■ What is being asked
Go through the entries below and copy every line that holds the word "Fodor".

Records from a dataset
++++
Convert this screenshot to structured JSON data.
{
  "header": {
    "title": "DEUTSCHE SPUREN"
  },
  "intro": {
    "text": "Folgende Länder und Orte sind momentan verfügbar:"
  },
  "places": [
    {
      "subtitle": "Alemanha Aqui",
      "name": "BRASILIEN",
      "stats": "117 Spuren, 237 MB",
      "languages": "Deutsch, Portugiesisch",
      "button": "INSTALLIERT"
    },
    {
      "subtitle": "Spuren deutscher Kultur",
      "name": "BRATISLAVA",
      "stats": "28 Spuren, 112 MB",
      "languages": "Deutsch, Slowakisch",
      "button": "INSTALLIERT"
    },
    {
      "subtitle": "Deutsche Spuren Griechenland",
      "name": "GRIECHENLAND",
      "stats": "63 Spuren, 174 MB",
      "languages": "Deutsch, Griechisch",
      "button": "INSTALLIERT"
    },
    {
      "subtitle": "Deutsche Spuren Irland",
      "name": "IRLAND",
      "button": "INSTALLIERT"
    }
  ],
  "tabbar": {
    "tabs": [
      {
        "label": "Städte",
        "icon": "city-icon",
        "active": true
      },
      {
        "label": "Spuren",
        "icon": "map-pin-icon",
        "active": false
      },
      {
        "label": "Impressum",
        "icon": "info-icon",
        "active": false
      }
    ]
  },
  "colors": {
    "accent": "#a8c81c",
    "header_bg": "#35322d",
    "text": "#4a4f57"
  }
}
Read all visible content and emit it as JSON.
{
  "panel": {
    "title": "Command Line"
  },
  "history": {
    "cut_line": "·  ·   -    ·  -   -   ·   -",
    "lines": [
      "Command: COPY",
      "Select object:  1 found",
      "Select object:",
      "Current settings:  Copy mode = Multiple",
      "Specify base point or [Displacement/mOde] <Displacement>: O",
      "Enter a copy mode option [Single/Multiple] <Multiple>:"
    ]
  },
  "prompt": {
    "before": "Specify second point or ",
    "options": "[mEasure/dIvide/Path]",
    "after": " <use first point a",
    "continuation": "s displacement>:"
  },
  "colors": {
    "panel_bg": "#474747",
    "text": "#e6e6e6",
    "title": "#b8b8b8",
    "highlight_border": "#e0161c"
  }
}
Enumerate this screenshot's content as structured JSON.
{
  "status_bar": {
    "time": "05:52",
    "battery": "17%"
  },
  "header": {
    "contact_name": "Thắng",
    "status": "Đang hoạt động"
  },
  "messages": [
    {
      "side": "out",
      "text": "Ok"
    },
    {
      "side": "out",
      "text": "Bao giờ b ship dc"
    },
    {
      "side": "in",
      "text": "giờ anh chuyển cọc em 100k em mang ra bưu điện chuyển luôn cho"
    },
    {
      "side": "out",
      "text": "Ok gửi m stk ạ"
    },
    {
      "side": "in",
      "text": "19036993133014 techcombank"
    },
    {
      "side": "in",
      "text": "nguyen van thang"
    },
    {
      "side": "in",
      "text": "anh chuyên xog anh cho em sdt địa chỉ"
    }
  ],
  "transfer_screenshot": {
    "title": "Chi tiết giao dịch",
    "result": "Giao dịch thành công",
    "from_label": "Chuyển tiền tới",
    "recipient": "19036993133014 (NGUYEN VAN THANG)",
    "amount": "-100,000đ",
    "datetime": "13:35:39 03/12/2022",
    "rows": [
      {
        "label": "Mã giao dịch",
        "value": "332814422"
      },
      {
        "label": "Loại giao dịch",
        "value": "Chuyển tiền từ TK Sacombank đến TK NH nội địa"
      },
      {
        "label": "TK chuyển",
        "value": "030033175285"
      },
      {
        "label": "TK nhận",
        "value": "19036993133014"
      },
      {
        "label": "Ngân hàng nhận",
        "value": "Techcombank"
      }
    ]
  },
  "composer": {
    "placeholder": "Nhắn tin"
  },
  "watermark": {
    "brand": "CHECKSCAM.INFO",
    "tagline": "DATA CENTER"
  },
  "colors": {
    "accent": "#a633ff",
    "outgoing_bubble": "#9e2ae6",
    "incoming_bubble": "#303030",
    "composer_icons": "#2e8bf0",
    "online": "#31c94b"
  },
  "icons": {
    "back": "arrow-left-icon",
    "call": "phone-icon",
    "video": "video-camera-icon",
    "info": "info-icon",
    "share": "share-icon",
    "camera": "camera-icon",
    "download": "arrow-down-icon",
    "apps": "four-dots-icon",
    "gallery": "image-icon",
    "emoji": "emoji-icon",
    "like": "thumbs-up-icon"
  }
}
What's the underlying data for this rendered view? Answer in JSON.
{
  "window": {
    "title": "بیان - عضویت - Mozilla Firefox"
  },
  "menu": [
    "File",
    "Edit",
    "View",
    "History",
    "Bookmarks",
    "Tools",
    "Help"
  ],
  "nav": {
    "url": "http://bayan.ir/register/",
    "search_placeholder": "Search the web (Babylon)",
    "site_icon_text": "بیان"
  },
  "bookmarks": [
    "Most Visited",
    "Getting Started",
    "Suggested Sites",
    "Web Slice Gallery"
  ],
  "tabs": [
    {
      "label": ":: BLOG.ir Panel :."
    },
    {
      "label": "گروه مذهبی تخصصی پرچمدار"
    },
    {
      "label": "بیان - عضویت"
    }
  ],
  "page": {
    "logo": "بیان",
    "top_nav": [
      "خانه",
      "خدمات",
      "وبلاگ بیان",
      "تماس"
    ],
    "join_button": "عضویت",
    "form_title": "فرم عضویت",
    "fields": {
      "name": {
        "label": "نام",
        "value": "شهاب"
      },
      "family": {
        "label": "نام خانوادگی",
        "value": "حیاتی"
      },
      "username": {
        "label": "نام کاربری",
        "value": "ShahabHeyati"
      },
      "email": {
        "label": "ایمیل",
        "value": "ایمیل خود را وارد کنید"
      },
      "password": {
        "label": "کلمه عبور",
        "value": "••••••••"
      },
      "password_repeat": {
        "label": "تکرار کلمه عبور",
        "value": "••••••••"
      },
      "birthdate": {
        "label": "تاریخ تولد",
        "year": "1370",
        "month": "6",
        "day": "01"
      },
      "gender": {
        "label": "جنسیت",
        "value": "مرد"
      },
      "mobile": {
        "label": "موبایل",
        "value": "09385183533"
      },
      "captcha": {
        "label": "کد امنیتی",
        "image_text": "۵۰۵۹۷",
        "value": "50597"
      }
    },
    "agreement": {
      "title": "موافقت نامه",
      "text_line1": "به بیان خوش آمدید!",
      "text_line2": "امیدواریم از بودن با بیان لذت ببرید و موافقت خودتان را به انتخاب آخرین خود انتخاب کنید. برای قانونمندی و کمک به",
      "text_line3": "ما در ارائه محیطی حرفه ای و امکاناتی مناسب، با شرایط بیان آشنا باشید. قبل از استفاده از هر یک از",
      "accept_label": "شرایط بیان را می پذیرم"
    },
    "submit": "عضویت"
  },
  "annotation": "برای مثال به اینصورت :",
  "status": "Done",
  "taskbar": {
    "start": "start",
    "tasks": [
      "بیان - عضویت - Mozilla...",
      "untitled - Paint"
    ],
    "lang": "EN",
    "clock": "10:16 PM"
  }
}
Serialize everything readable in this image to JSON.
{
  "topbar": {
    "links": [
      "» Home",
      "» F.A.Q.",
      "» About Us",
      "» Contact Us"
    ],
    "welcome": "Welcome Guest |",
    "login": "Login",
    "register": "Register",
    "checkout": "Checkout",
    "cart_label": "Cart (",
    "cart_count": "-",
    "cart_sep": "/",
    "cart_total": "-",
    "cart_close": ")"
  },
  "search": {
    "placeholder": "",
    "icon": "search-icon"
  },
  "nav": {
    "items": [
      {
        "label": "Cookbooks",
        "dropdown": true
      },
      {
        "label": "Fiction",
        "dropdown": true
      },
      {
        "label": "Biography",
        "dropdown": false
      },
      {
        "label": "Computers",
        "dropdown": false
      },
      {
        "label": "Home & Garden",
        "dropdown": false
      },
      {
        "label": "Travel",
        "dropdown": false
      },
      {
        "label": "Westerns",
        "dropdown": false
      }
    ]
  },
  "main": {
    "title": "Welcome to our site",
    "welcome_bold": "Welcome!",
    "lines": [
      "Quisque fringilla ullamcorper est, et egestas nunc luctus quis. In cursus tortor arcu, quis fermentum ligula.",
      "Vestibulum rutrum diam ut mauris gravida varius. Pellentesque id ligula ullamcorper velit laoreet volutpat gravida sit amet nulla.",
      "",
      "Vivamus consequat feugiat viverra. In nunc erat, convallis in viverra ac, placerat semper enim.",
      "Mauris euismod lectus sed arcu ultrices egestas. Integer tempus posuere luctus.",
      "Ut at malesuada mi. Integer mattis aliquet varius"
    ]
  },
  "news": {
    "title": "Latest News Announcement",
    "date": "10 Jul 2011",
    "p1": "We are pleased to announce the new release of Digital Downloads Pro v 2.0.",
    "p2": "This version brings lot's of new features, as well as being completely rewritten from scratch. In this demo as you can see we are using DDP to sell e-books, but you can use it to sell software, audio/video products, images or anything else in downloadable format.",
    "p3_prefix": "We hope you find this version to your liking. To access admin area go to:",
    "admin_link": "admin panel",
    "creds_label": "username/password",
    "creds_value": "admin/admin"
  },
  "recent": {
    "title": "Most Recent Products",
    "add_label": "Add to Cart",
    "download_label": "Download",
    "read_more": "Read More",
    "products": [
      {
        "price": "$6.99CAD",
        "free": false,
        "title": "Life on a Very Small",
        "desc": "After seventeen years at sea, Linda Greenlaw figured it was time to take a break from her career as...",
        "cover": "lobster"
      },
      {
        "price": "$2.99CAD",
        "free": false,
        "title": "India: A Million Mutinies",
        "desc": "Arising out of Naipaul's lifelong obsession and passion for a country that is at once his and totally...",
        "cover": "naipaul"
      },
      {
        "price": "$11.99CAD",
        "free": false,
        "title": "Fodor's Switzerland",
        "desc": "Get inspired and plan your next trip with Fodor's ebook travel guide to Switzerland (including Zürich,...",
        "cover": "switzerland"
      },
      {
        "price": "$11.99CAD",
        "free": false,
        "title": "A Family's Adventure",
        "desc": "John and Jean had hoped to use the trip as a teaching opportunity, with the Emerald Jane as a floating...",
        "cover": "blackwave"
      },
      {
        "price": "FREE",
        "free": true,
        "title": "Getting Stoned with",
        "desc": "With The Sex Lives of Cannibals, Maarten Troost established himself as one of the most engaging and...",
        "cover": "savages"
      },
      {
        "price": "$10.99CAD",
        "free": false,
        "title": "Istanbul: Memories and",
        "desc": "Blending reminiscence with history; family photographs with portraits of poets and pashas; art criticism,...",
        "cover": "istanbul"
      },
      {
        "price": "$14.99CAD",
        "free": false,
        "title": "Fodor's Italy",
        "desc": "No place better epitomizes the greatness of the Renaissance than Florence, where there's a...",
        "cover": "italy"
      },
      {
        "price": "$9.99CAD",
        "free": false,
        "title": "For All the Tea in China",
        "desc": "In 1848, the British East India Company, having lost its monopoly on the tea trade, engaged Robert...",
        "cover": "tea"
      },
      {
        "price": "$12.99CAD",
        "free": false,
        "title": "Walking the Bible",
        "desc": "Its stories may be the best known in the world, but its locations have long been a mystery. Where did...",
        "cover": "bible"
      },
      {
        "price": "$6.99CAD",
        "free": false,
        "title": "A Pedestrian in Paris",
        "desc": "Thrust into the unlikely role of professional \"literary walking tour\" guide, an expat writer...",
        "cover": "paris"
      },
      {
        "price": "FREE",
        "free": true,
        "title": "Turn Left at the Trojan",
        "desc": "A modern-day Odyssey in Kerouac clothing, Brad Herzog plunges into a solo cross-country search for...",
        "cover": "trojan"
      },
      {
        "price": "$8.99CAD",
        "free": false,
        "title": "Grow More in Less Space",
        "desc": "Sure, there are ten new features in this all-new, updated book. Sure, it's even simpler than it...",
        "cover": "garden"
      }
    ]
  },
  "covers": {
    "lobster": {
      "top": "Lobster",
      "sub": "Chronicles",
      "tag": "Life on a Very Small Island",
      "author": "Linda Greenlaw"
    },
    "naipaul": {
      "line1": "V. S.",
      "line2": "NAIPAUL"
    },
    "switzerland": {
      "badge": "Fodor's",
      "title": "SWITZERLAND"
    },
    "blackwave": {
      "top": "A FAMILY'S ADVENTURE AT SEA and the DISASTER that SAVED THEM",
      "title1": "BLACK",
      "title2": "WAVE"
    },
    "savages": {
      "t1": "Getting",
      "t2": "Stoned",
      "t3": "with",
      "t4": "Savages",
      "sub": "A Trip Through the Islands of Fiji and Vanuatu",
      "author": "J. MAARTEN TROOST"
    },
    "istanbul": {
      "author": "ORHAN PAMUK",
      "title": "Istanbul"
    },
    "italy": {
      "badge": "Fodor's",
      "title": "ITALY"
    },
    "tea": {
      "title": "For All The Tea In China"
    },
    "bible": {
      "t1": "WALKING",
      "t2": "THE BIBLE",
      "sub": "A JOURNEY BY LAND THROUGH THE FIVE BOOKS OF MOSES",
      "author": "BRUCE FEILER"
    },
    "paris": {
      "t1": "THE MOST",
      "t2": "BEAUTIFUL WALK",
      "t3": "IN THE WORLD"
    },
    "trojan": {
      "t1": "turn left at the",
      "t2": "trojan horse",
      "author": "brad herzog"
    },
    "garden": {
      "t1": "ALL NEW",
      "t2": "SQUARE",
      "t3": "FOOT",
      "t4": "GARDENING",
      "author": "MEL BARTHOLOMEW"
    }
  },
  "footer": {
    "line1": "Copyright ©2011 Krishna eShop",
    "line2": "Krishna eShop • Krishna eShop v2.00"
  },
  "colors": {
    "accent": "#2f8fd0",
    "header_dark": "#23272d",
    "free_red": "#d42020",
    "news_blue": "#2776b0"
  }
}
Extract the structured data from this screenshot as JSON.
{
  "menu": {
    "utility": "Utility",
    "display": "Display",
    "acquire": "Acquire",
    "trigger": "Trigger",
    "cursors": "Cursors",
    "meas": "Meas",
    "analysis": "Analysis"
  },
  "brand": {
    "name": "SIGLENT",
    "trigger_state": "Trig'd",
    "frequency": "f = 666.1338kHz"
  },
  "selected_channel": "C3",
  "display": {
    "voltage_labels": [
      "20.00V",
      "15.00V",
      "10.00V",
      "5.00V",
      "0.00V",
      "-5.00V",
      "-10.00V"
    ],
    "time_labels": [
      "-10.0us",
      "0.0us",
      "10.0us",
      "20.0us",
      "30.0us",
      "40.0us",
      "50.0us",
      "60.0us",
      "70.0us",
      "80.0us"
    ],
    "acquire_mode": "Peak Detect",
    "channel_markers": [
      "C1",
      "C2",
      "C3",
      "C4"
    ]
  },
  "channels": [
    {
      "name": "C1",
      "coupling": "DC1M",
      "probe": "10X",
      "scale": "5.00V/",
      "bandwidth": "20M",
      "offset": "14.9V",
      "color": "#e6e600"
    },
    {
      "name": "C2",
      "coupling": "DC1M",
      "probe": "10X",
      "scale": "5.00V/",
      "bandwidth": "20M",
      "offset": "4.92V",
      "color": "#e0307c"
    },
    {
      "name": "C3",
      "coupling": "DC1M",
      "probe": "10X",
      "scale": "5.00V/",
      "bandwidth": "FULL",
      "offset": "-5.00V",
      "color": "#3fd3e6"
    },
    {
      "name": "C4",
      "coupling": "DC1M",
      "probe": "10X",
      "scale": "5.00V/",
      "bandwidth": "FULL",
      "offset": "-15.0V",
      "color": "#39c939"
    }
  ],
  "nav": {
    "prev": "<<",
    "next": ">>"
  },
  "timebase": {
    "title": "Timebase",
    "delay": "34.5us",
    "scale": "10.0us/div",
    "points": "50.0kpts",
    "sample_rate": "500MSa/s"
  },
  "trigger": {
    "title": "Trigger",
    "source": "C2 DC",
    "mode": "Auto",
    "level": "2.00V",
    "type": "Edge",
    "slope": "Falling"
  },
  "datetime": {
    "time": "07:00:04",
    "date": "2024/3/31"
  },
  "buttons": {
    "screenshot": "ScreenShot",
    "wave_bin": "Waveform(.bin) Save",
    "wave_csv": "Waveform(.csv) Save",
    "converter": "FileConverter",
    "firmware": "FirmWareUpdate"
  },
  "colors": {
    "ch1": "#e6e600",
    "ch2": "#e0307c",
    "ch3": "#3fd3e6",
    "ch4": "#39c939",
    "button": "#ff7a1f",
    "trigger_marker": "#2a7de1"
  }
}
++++
■ Written solution
        "title": "Fodor's Switzerland",
        "desc": "Get inspired and plan your next trip with Fodor's ebook travel guide to Switzerland (including Zürich,...",
        "title": "Fodor's Italy",
      "badge": "Fodor's",
      "badge": "Fodor's",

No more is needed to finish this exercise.